Brit milah (circumcision) ceremony (illustration) Flash 90

Manitoba’s Jewish community is applauding a move by the Canadian province’s medical regulatory body to withdraw a proposal banning circumcisions outside of medical clinics.

“I’m very happy about the decision,” said Elaine Goldstine, CEO of the Jewish Federation of Winnipeg in an interview with the Canadian Jewish News.

The alteration to the “standards of practice” of the College of Physicians & Surgeons of Manitoba (CPSM) mandating that members only perform circumcisions in a medical clinic or hospital setting had the community worried that the Brit Milah would be reduced from a religious ceremony to a medical procedure.

In June, the college circulated a draft regulation that proposed its members perform circumcisions, along with several other procedures, such as some cosmetic surgeries and laser therapy to remove skin lesions, only in medical clinics or a hospital setting.

However, the Jewish community was not consulted at the time.

While the college said the regulatory change only applied to members, and that non-members could still perform circumcisions outside those settings, Winnipeg’s main mohel is a medical doctor who is a member of the college.

“The mooted change would have the effect of preventing any future Manitoba mohel from performing traditional Jewish circumcisions while maintaining a medical practice, which is standard across Canada,” said B’nai Brith Canada.

When she learned of the proposal, Goldstine contacted the College and sent an email to the Manitoba Jewish community asking for members to explain to the college that “the performance of all ritual Jewish male circumcisions by a physician should be excluded from the Standard.”

The College received a flood of comments from the community.

The College issued a statement on its website on July 16 responding to the concerns, stating that the committee that wrote the new standards had not consulted with the Jewish community and it was appreciative of their input.

“No, the College is not banning male circumcisions, nor is it something we could do,” the statement said. It added that the oversight was accidental.

The College said that the proposal will be amended so as not to “infringe on any human or religious rights and freedoms whatsoever.”
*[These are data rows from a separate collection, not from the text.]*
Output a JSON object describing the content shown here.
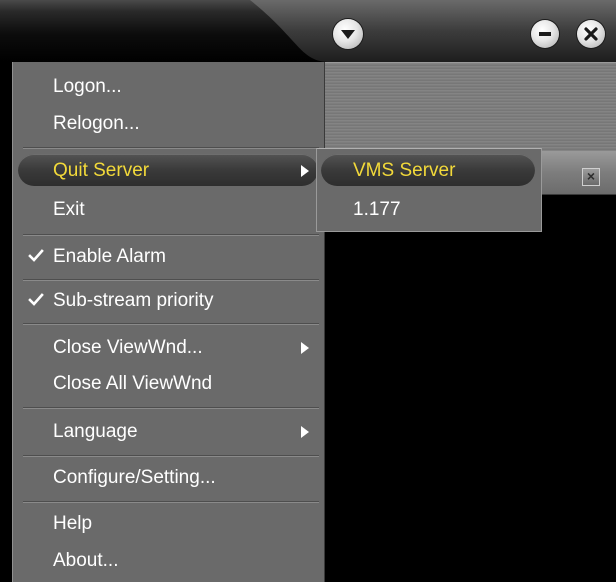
{
  "titlebar": {
    "icons": [
      "chevron-down-icon",
      "minimize-icon",
      "close-icon"
    ]
  },
  "menu": {
    "logon": "Logon...",
    "relogon": "Relogon...",
    "quit_server": "Quit Server",
    "exit": "Exit",
    "enable_alarm": "Enable Alarm",
    "sub_stream_priority": "Sub-stream priority",
    "close_viewwnd": "Close ViewWnd...",
    "close_all_viewwnd": "Close All ViewWnd",
    "language": "Language",
    "configure_setting": "Configure/Setting...",
    "help": "Help",
    "about": "About..."
  },
  "menu_state": {
    "highlighted": "Quit Server",
    "checked": [
      "Enable Alarm",
      "Sub-stream priority"
    ]
  },
  "submenu": {
    "items": [
      "VMS Server",
      "1.177"
    ],
    "highlighted": "VMS Server"
  },
  "pane": {
    "close_glyph": "×"
  },
  "colors": {
    "highlight_text": "#f2d93a",
    "menu_bg": "#6a6a6a",
    "menu_text": "#ffffff"
  }
}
The new standard will minimally provide an exemption for circumcision “performed in a religious ceremony or tradition, particularly respecting low-risk neonatal circumcisions.”